School district millage to increase

Daily Times Leader

The Board of Selectmen voted unanimously Tuesday during their meeting to increase the millage rate for the West Point Consolidated School District.

Ward 4 Selectman Keith McBrayer was absent from the meeting.

This increase will be the second consecutive millage increase for the school district, and of the three, the increase for the fiscal year 2019-2020 is the largest of the two.

Between fiscal years 2017 and 2018, the millage for the school district's operation budget was increased from 52.75 to 53, while the rate for the school's debt services was reduced from 2.6 to 2.5.

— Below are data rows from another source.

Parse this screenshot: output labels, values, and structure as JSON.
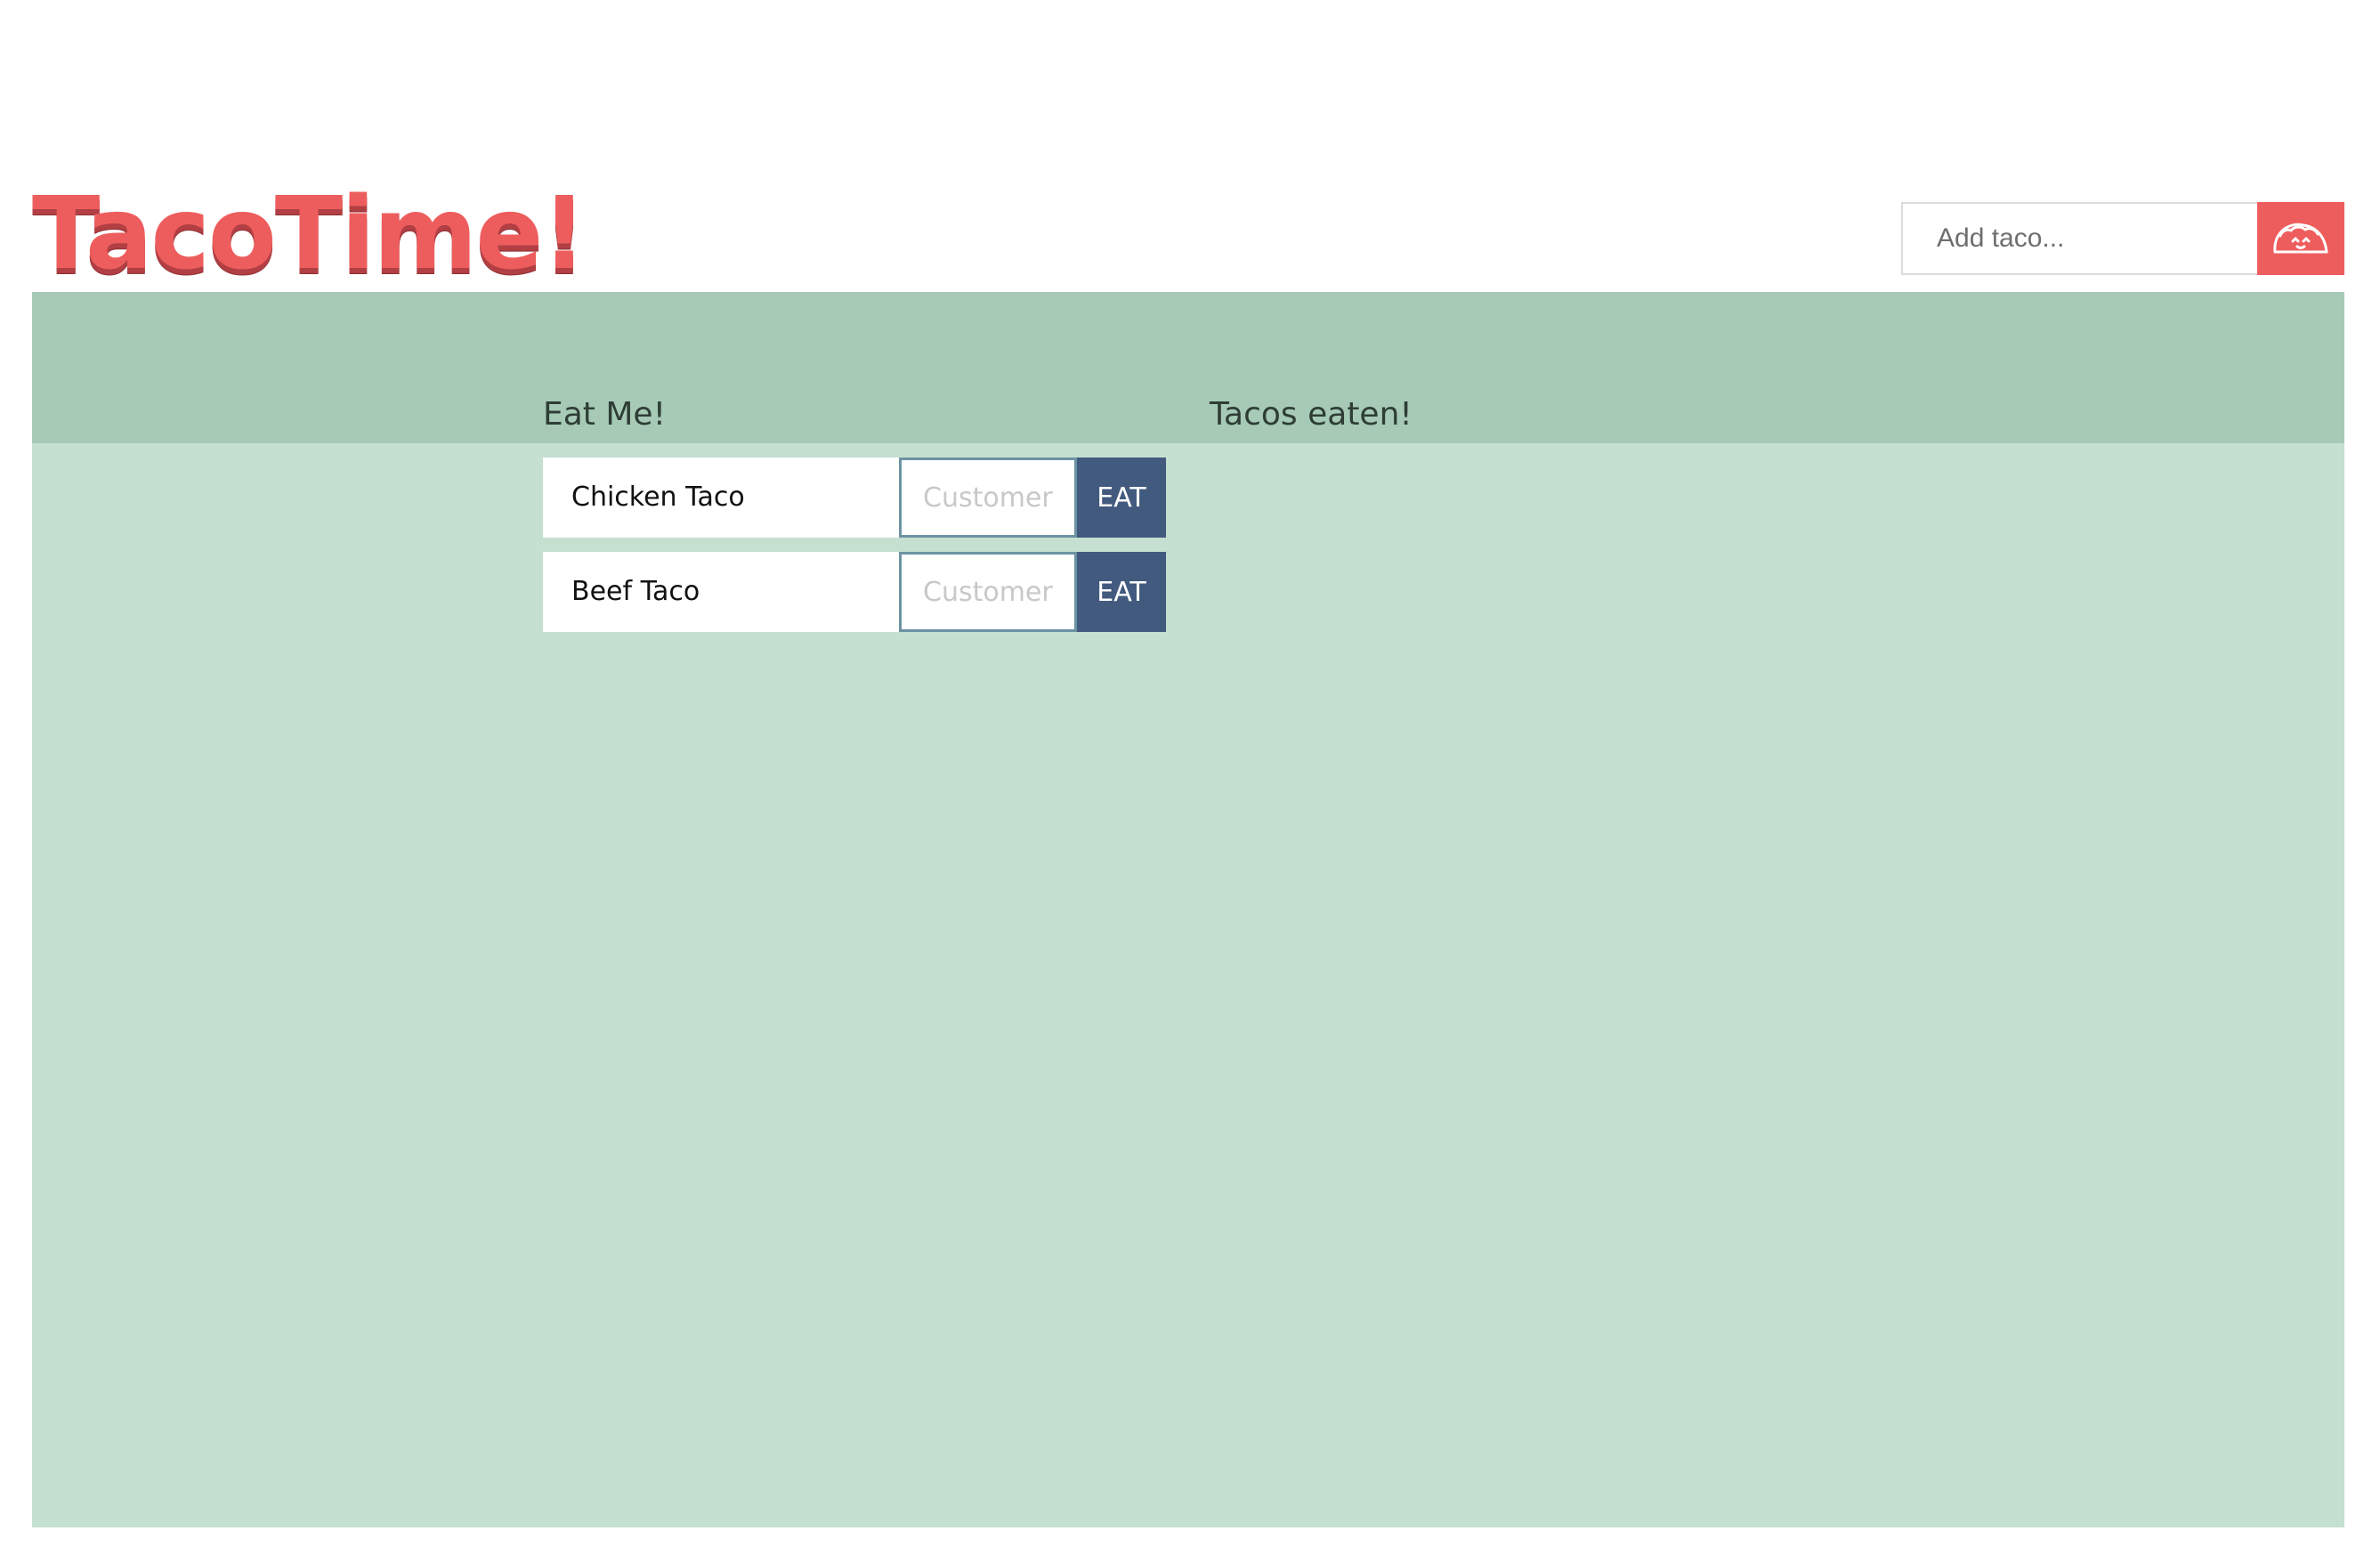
{
  "header": {
    "logo": "TacoTime!",
    "add_taco": {
      "placeholder": "Add taco...",
      "button_icon": "taco-icon"
    }
  },
  "columns": {
    "to_eat_title": "Eat Me!",
    "eaten_title": "Tacos eaten!"
  },
  "tacos": [
    {
      "name": "Chicken Taco",
      "customer_placeholder": "Customer",
      "button_label": "EAT"
    },
    {
      "name": "Beef Taco",
      "customer_placeholder": "Customer",
      "button_label": "EAT"
    }
  ],
  "eaten": [],
  "colors": {
    "brand": "#ee5d5d",
    "band": "#a6cab6",
    "panel": "#c5dfd1",
    "eat_button": "#435a7f",
    "input_border": "#6c93a3"
  }
}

This year, the millage rate for debt services remains the same while the operations' rate will jump from 53 to 54 mils.

Combining operations and debt services, the school district's millage rate will move from 55.5 to 56.5 mils.

Selectmen also voted for the city's millage rate to remain the same at 29.4 mils during Tuesday's meeting.

The 54 mils approved by Selectmen is needed to cover the $7.6 million operations request from the West Point Consolidated School District, while the additional 2.5 mils in the school district's millage rate will cover the $313,400 needed for debt services.

West Point schools have been steadily growing in value with the millage increases, moving from a net assessed value of $132.7 million in fiscal year 2017-2018 to a projected value of $139.5 million for the upcoming fiscal year.

Meanwhile, without a millage increase, the city of West Point has also appreciated in value, from $77.8 million in fiscal year 2017-2018 to an estimated value of $83.4 million in 2020.

In tax revenues, the city's 29.4 millage rate will generate roughly $2.4 million in the upcoming fiscal year.

Selectman William Binder said the meeting was a good, noting it was "short and sweet."

"Everything went well," Binder said of the millage increase.

Ward 5 Selectman Jasper Pittman, who voted against the school district millage increase last year, said this year's plan for the added revenue was more appropriate, noting that much of last year's millage increase was planned for salary increases.

"The only time I have a problem with millage is when it goes toward salary," Pittman said.

While Pittman said he was certainly in favor of raising teachers' and administrators' salaries, he said raising taxes was not the way to do it.

Going forward, Pittman said if future millage increases were geared toward salaries again, he would fight them.

Mayor Robbie Robinson said he was glad the matter was settled and was prepared to move forward with other plans.

While he acknowledged he could not speak for the school district, he said he was confident the millage rate would remain the same next year, noting the operations rate was only one mil away from the legal limit of 55.

Beyond that, Robinson said he was glad the budget did not demand taxes go up any higher.